Whether to get one of the new COVID-19 vaccines is a hot topic these days. During my public-health career in Africa, I witnessed both heartbreak and hope over vaccinations, a longtime pillar of primary health care. Some families refused the most basic immunizations, clinging to their suspicions or superstitions and losing family members to preventable illness. Others who had access to vaccinations and were willing to trust their health workers’ advice, even about a technology they didn’t fully understand, saw their children survive the perilous earliest years with a chance at life.

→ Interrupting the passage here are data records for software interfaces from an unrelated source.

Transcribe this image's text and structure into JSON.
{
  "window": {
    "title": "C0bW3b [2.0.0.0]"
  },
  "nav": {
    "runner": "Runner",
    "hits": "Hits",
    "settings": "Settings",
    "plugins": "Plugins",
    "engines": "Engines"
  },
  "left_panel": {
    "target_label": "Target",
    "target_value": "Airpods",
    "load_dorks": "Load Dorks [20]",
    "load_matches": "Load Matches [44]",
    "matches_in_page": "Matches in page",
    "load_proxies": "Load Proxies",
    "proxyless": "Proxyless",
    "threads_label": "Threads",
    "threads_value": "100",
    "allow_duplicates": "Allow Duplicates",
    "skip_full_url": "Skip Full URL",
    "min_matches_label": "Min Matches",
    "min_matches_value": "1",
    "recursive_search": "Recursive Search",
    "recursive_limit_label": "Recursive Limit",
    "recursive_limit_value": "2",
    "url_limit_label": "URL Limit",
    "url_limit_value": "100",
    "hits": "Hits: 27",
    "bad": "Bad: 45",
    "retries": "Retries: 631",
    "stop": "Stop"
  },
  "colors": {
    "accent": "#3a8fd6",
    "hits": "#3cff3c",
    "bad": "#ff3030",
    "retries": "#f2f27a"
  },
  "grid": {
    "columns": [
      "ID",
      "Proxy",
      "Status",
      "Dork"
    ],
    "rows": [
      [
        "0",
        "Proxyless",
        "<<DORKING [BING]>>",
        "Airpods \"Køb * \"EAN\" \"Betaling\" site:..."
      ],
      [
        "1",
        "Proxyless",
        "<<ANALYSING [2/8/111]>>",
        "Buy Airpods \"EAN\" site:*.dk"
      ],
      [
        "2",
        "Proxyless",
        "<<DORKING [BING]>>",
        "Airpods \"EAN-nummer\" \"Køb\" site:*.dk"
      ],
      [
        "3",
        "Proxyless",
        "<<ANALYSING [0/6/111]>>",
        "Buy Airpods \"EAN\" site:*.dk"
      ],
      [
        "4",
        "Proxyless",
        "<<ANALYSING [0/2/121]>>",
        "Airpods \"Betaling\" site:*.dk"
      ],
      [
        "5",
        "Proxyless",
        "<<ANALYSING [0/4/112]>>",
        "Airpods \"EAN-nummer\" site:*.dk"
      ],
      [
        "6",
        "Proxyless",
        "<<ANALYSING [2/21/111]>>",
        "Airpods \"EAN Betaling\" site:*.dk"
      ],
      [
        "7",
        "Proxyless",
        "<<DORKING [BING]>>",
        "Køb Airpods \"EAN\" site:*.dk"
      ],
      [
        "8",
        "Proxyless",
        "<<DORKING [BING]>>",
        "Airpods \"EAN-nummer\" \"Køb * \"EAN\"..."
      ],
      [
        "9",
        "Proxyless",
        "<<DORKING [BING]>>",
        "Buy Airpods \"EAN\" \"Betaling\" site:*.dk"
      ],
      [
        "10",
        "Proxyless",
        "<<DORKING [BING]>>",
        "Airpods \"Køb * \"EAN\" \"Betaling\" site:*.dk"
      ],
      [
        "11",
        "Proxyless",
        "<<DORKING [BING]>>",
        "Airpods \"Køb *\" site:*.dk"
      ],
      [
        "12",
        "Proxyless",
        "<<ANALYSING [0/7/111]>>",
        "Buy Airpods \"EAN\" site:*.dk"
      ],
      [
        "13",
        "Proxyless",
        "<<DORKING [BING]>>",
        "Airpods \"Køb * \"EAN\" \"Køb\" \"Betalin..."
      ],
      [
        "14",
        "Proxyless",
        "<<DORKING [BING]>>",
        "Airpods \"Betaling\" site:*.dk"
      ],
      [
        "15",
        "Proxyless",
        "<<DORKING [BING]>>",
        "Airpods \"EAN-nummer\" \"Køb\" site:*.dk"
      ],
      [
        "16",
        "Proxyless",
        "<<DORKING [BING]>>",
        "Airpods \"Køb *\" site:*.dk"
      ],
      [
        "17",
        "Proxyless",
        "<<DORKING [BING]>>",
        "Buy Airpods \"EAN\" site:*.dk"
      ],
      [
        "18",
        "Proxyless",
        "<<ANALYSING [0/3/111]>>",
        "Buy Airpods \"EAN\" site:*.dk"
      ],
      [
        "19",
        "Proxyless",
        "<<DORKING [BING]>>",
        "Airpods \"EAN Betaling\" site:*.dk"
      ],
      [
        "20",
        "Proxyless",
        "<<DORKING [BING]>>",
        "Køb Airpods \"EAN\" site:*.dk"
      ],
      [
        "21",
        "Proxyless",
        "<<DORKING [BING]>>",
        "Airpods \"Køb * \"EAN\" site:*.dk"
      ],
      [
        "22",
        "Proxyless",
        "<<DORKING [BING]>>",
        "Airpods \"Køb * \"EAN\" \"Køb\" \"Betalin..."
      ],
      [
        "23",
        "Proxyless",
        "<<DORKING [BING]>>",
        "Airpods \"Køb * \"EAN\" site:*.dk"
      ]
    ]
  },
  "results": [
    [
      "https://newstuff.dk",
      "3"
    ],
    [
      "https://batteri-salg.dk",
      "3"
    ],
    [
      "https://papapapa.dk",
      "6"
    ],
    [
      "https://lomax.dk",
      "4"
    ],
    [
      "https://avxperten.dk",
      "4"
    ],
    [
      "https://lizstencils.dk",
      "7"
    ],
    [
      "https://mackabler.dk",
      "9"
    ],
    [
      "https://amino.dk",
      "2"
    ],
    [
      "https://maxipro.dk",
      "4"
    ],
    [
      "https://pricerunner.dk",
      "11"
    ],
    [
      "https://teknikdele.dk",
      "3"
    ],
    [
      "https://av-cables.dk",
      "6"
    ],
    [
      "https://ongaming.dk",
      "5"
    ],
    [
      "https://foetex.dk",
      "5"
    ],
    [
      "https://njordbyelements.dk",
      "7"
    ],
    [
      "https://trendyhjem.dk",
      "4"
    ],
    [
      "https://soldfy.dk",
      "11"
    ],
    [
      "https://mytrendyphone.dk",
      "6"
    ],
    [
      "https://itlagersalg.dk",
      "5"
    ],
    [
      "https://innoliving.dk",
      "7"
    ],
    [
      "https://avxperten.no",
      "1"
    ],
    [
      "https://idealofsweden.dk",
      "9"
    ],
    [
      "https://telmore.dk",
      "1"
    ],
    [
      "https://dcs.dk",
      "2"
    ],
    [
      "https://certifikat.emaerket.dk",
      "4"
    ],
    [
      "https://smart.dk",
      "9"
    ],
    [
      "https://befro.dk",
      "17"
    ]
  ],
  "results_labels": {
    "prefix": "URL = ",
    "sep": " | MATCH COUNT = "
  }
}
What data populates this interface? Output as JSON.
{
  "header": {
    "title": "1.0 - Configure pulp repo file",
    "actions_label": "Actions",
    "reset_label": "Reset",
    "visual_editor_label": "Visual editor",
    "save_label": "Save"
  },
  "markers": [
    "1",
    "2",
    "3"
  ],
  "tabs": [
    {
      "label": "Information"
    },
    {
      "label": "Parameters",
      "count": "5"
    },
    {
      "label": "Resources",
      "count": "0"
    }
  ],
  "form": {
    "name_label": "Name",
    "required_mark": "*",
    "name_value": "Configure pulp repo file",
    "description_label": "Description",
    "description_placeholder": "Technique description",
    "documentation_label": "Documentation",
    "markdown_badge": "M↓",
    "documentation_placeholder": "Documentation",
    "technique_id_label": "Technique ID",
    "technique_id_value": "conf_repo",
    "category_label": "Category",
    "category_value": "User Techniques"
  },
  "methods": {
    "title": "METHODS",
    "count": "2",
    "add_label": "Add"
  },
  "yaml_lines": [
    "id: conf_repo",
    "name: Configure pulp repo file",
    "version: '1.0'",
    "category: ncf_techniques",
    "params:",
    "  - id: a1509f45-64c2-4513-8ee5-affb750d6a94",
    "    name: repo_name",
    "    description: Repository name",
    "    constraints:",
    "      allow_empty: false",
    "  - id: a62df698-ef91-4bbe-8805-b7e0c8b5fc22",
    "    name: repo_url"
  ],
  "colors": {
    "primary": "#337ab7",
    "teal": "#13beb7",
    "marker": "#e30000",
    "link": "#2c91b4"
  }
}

As the more privileged nations roll out the COVID-19 vaccine, some Americans say they will refuse the potentially lifesaving opportunity it presents. We’re alive today because our grandparents and great-grandparents managed to survive the 1918 pandemic. Many of us are also alive today — or not crippled by polio — because our parents cherished us enough to protect us from highly communicable and deadly childhood diseases, with vaccinations. It is now up to all of us to follow the health advice of trustworthy sources, and protect ourselves and others when vaccines reach us.

Linda Lovick, MPH, Seattle